Secondary Scholarship | 1993

Fred W. Greer

In 1847 Simms made a hunting trip to the mountains of the
Carolinas, recording the experience in a notebook now known as The
1847 Notebook. The events of the 1847 outing are clearly reflected in his
last short stories, "How Sharp Snaffles Got His Capital and Wife" and
"Bald-Head Bill Bauldy." An unrecorded 1859 sketch by Simms,
however, exhibits the early crystallization of his hunting experiences int
Correspondence written prior to the hunting excursion shows
Simms' intention to gather background material for later compositions. In
a 10 March 1847 letter to Benjamin F. Perry, Simms plans the autumn's
mountain travel:

I am anxious to find some healthy summering spot in your
mountain country to which I can take my family during the
months of August, September and a portion of October....It
would be my object to look about me while in your country,
picking up traditions and taking notes for future printings
(Letters, II, 281).

And later, in a 15 July letter to Perry,

You could greatly assist me with your knowledge of the
country, the people & their traditions....I contemplate
coining a volume of my wanderings (Letters, II, 333).

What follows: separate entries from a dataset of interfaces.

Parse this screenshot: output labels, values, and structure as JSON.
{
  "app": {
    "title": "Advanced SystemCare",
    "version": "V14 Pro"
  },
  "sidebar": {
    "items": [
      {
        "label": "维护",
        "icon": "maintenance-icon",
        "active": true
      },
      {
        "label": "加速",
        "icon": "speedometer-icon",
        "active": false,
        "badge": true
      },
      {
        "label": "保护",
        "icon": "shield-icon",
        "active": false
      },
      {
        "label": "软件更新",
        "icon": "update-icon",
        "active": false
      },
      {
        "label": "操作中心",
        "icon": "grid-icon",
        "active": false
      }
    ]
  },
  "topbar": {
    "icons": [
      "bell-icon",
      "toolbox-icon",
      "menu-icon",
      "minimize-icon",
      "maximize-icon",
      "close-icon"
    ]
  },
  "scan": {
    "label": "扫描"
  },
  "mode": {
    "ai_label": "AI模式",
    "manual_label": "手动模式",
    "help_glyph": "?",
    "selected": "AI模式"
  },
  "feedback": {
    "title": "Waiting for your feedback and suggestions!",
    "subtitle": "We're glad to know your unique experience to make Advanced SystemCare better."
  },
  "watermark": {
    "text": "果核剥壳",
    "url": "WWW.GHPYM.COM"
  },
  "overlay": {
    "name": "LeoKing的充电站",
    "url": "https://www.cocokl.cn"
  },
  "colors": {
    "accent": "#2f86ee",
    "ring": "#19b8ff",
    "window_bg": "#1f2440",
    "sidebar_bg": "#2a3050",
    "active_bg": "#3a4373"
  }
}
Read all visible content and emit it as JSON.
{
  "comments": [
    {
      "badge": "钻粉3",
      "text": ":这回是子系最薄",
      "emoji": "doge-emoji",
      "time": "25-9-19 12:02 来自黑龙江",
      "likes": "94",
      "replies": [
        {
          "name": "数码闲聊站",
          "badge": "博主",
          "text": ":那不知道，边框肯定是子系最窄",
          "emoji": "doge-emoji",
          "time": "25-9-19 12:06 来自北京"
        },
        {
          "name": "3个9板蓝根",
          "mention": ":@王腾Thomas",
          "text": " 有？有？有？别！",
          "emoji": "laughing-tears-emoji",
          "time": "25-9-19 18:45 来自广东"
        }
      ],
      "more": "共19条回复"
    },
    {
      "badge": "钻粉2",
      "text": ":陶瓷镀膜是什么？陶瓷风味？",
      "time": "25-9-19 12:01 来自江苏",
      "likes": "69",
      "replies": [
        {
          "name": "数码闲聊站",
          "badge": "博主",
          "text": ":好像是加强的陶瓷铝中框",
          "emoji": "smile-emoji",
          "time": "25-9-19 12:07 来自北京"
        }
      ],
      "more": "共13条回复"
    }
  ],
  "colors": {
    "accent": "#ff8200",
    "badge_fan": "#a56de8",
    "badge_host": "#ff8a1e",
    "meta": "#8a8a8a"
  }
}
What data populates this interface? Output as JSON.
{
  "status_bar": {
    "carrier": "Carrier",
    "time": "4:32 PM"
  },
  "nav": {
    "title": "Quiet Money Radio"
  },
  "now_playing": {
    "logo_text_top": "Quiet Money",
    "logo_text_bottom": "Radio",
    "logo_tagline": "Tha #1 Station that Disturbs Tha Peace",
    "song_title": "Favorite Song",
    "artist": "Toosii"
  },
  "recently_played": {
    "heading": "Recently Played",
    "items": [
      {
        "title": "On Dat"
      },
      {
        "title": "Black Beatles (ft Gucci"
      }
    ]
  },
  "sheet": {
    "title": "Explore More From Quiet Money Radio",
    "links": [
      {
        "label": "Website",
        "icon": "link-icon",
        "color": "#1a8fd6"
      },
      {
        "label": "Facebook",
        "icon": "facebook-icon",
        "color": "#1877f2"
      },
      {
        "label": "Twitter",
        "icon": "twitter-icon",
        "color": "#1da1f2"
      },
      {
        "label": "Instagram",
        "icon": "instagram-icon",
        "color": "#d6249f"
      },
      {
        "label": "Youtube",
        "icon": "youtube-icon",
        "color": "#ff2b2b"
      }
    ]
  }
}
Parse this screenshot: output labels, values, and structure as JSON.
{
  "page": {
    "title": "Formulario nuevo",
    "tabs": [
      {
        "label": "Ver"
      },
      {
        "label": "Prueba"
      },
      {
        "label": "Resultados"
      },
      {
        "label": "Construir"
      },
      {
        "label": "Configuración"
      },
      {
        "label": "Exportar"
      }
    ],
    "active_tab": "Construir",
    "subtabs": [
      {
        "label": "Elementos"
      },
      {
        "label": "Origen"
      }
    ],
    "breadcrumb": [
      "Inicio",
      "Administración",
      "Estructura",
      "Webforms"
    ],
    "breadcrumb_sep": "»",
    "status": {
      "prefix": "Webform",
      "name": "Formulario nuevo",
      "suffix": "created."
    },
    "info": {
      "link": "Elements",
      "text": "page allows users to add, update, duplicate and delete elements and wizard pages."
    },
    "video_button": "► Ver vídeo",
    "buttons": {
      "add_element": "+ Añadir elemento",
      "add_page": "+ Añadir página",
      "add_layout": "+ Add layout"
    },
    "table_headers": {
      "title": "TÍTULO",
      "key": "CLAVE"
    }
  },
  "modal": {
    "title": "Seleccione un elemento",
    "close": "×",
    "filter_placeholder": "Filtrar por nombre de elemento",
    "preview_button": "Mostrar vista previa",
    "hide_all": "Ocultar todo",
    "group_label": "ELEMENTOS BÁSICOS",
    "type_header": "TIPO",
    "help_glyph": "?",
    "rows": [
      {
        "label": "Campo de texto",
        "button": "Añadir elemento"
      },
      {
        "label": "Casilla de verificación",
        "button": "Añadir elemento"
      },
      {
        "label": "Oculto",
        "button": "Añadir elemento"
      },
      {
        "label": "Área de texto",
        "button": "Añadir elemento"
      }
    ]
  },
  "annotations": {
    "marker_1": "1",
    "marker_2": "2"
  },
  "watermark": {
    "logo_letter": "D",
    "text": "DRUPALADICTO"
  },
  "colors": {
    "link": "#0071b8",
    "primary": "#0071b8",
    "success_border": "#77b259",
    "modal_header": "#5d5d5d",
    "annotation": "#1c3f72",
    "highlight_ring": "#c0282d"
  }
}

Indeed, Simms made "the two month ramble among...[the]
mountains [and was] for some weeks the occupant of a camp among the
hunters" (Letters, II, 351). Among other things, the trip may have
suggested the vignette's setting: the Nequassee valley. Once the capital
of the Middle Cherokee nation, Nequassee (sometimes "Nikwasi") was
located near present-day Franklin (Macon County) North Carolina, near
the route of Simms' 1847 excursion.
The sketch which evolved out of the hunting camp experience
appeared in the Charleston Mercury on 1 October 1859 as part of Simms'
column series, "Our Literary Docket."' Although brief, the effort
establishes components that are retained in "Sharp Snaffles" and "Bald-
Head Bill Bauldy." As in both short stories, the vignette finds Simms in